Component data from apps and pages:
=-=-=-=-=

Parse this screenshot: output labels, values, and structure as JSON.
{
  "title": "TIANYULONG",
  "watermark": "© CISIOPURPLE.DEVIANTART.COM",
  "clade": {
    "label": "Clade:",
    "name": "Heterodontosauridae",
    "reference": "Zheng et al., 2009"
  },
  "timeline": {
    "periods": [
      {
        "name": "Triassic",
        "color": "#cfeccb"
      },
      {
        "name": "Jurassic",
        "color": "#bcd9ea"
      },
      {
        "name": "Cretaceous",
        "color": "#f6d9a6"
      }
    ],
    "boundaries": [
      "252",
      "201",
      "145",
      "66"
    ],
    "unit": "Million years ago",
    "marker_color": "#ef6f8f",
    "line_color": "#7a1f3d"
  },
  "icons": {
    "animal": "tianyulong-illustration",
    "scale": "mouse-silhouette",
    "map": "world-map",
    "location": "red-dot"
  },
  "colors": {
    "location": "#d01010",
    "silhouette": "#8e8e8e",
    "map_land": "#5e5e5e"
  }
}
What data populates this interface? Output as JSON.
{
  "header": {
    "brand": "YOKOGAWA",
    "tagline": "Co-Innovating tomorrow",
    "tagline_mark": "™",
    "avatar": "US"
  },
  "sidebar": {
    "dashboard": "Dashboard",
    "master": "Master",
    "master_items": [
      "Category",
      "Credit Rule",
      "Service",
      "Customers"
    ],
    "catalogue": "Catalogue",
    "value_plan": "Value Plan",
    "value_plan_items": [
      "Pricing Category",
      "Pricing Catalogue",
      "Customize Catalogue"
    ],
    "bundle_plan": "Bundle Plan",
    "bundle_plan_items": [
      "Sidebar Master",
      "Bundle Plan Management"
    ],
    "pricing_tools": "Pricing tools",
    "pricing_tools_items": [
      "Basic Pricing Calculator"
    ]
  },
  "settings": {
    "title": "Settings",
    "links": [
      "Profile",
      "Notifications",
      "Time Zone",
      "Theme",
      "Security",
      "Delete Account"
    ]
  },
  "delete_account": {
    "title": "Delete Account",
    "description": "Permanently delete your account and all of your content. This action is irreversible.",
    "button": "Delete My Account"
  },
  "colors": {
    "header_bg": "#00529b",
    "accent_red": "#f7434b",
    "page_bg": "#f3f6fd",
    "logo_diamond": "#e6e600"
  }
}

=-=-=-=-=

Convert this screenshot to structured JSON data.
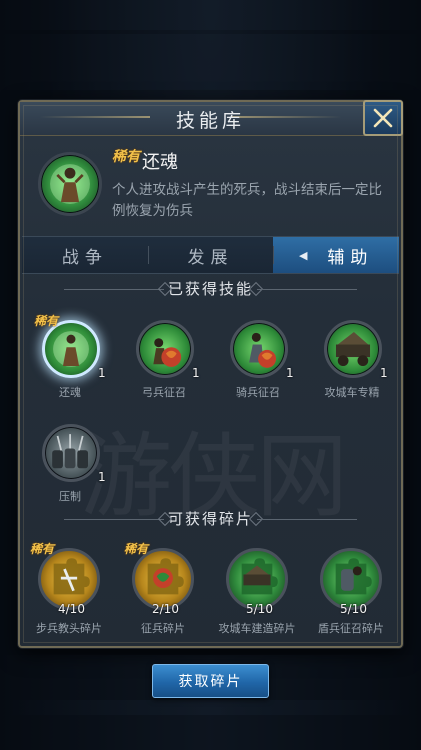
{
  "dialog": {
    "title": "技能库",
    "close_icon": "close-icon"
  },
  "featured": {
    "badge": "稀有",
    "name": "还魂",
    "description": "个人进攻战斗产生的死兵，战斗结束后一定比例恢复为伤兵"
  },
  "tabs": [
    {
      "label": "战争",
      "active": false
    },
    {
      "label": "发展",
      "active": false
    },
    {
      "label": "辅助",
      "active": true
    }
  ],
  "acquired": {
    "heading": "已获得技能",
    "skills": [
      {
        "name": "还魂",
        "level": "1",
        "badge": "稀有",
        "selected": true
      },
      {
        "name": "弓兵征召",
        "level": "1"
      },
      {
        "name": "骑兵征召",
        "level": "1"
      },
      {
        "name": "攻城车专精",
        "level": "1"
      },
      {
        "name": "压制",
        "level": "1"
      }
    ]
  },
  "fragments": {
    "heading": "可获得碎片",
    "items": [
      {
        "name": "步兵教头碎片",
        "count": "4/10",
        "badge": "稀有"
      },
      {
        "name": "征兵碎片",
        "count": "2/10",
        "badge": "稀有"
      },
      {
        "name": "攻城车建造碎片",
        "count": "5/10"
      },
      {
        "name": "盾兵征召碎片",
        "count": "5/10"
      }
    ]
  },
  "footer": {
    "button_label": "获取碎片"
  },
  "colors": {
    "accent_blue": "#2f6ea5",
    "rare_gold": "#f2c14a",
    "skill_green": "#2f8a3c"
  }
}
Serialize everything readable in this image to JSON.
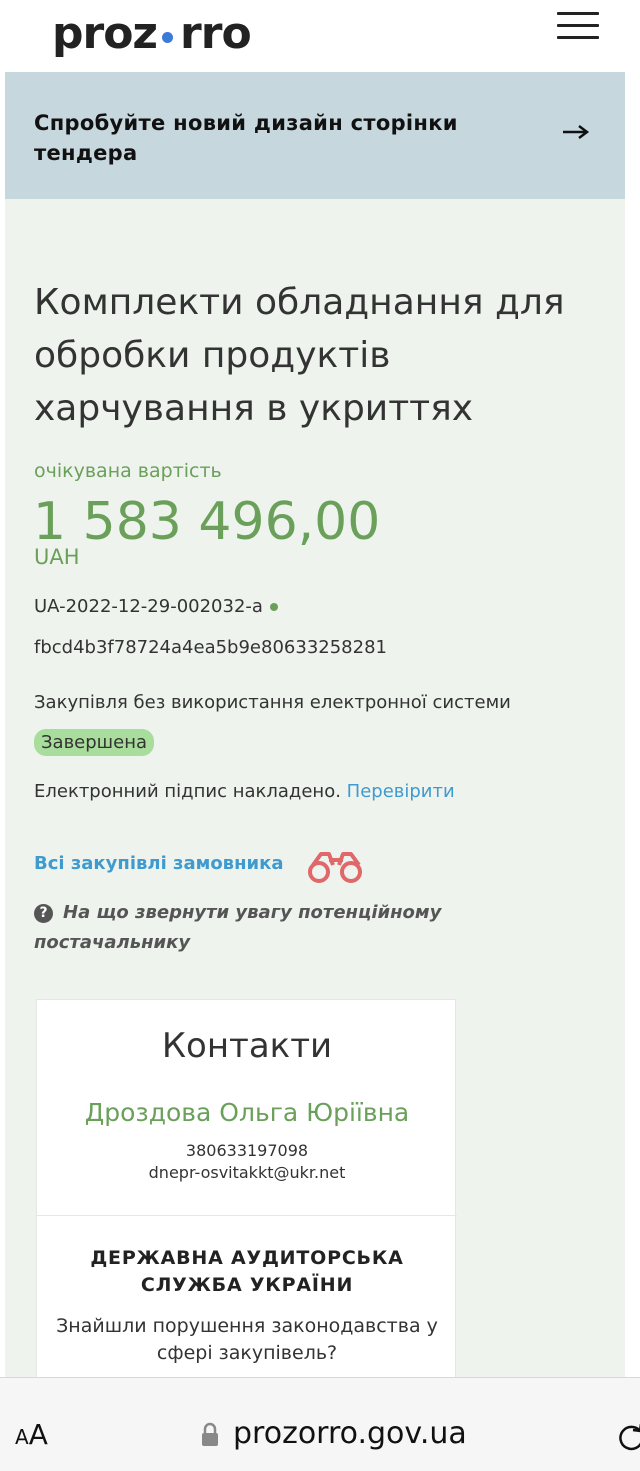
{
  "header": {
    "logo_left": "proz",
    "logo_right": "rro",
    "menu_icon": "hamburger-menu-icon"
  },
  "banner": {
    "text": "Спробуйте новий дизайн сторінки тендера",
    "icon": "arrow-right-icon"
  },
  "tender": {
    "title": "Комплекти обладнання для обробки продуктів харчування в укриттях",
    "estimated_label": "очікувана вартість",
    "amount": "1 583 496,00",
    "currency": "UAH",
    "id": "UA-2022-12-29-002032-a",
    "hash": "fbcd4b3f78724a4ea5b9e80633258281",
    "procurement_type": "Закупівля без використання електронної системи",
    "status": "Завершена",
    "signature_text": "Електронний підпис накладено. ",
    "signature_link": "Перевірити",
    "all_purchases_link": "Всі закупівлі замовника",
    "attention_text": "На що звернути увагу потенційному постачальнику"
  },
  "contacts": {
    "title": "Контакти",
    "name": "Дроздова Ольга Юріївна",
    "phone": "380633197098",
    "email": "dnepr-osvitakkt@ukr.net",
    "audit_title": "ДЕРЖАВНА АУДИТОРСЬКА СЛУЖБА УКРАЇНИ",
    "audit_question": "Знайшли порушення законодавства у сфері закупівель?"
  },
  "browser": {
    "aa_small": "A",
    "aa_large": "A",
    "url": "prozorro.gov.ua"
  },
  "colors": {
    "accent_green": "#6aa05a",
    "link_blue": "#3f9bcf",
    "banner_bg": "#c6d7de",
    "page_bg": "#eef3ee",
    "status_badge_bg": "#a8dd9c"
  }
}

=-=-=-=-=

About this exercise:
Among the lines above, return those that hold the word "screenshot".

Task response:
Parse this screenshot: output labels, values, and structure as JSON.
Convert this screenshot to structured JSON data.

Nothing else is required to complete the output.